“The croissant maker is down again, ma’am,” the lady behind the register said.
“Damn it all to hell,” Elinor said. “I know it’s not your fault. I’ll have a cappuccino and grits melancholy instead.” Elinor stood straight and composed.
“Yep. Third time this week.”
“Might be time to put this one out to pasture.”
“Oh, it’s still got some life left in it.”
Franny, the name the croissant maker had given herself, didn’t feel tired. Maybe retirement would help with that.
She wasn’t sure how she’d like being turned off. What was the old subroutine she’d run when she was young and the sleep feature was too new to be certain? It started “now,” she remembered that part.

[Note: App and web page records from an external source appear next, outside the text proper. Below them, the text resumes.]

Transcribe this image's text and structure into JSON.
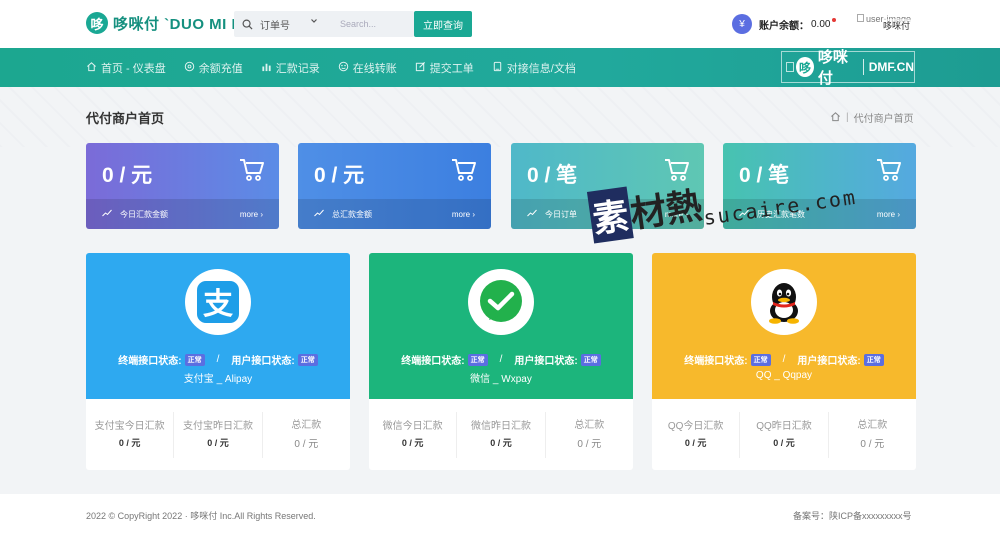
{
  "header": {
    "logo_badge": "哆",
    "logo_text": "哆咪付 `DUO MI FU",
    "order_select": "订单号",
    "search_placeholder": "Search...",
    "query_button": "立即查询",
    "yen_symbol": "¥",
    "balance_label": "账户余额：",
    "balance_value": "0.00",
    "user_image_alt": "user-image",
    "user_name": "哆咪付"
  },
  "nav": {
    "items": [
      {
        "label": "首页 - 仪表盘",
        "icon": "home-icon"
      },
      {
        "label": "余额充值",
        "icon": "coin-icon"
      },
      {
        "label": "汇款记录",
        "icon": "bar-chart-icon"
      },
      {
        "label": "在线转账",
        "icon": "transfer-icon"
      },
      {
        "label": "提交工单",
        "icon": "edit-icon"
      },
      {
        "label": "对接信息/文档",
        "icon": "doc-icon"
      }
    ],
    "brand_badge": "哆",
    "brand_name": "哆咪付",
    "brand_domain": "DMF.CN"
  },
  "page": {
    "title": "代付商户首页",
    "breadcrumb_home": "home-icon",
    "breadcrumb_current": "代付商户首页"
  },
  "stats": [
    {
      "value": "0 / 元",
      "label": "今日汇款金额",
      "more": "more",
      "color_start": "#7b6bd8",
      "color_end": "#5b8ce6"
    },
    {
      "value": "0 / 元",
      "label": "总汇款金额",
      "more": "more",
      "color_start": "#4f8fe6",
      "color_end": "#3c7fe0"
    },
    {
      "value": "0 / 笔",
      "label": "今日订单",
      "more": "more",
      "color_start": "#4fb8c9",
      "color_end": "#5fc7b3"
    },
    {
      "value": "0 / 笔",
      "label": "历史汇款笔数",
      "more": "more",
      "color_start": "#47c3b0",
      "color_end": "#55a9e0"
    }
  ],
  "payments": [
    {
      "name": "支付宝 _ Alipay",
      "terminal_label": "终端接口状态:",
      "terminal_status": "正常",
      "slash": "/",
      "user_label": "用户接口状态:",
      "user_status": "正常",
      "color": "#2ea9f0",
      "stats": [
        {
          "label": "支付宝今日汇款",
          "value": "0 / 元"
        },
        {
          "label": "支付宝昨日汇款",
          "value": "0 / 元"
        },
        {
          "label": "总汇款",
          "value": "0 / 元"
        }
      ]
    },
    {
      "name": "微信 _ Wxpay",
      "terminal_label": "终端接口状态:",
      "terminal_status": "正常",
      "slash": "/",
      "user_label": "用户接口状态:",
      "user_status": "正常",
      "color": "#1cb57c",
      "stats": [
        {
          "label": "微信今日汇款",
          "value": "0 / 元"
        },
        {
          "label": "微信昨日汇款",
          "value": "0 / 元"
        },
        {
          "label": "总汇款",
          "value": "0 / 元"
        }
      ]
    },
    {
      "name": "QQ _ Qqpay",
      "terminal_label": "终端接口状态:",
      "terminal_status": "正常",
      "slash": "/",
      "user_label": "用户接口状态:",
      "user_status": "正常",
      "color": "#f7b92c",
      "stats": [
        {
          "label": "QQ今日汇款",
          "value": "0 / 元"
        },
        {
          "label": "QQ昨日汇款",
          "value": "0 / 元"
        },
        {
          "label": "总汇款",
          "value": "0 / 元"
        }
      ]
    }
  ],
  "footer": {
    "copyright": "2022 © CopyRight 2022 · 哆咪付 Inc.All Rights Reserved.",
    "icp": "备案号：陕ICP备xxxxxxxxx号"
  },
  "watermark": {
    "chars": [
      "素",
      "材",
      "熱"
    ],
    "domain": "sucaire.com"
  }
}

The man had unplugged most of Franny’s parts. She couldn’t feel the noise of the network anymore. What if someone wanted a … well, she’d forgotten what they always wanted out of her, but that was only natural from time to time. Especially when you reached Franny’s warranty date. Everything would be ok, wouldn’t it?
He unplugged her sensor board. That had happened before, but she was still scared.
“Now, I lay me down to …”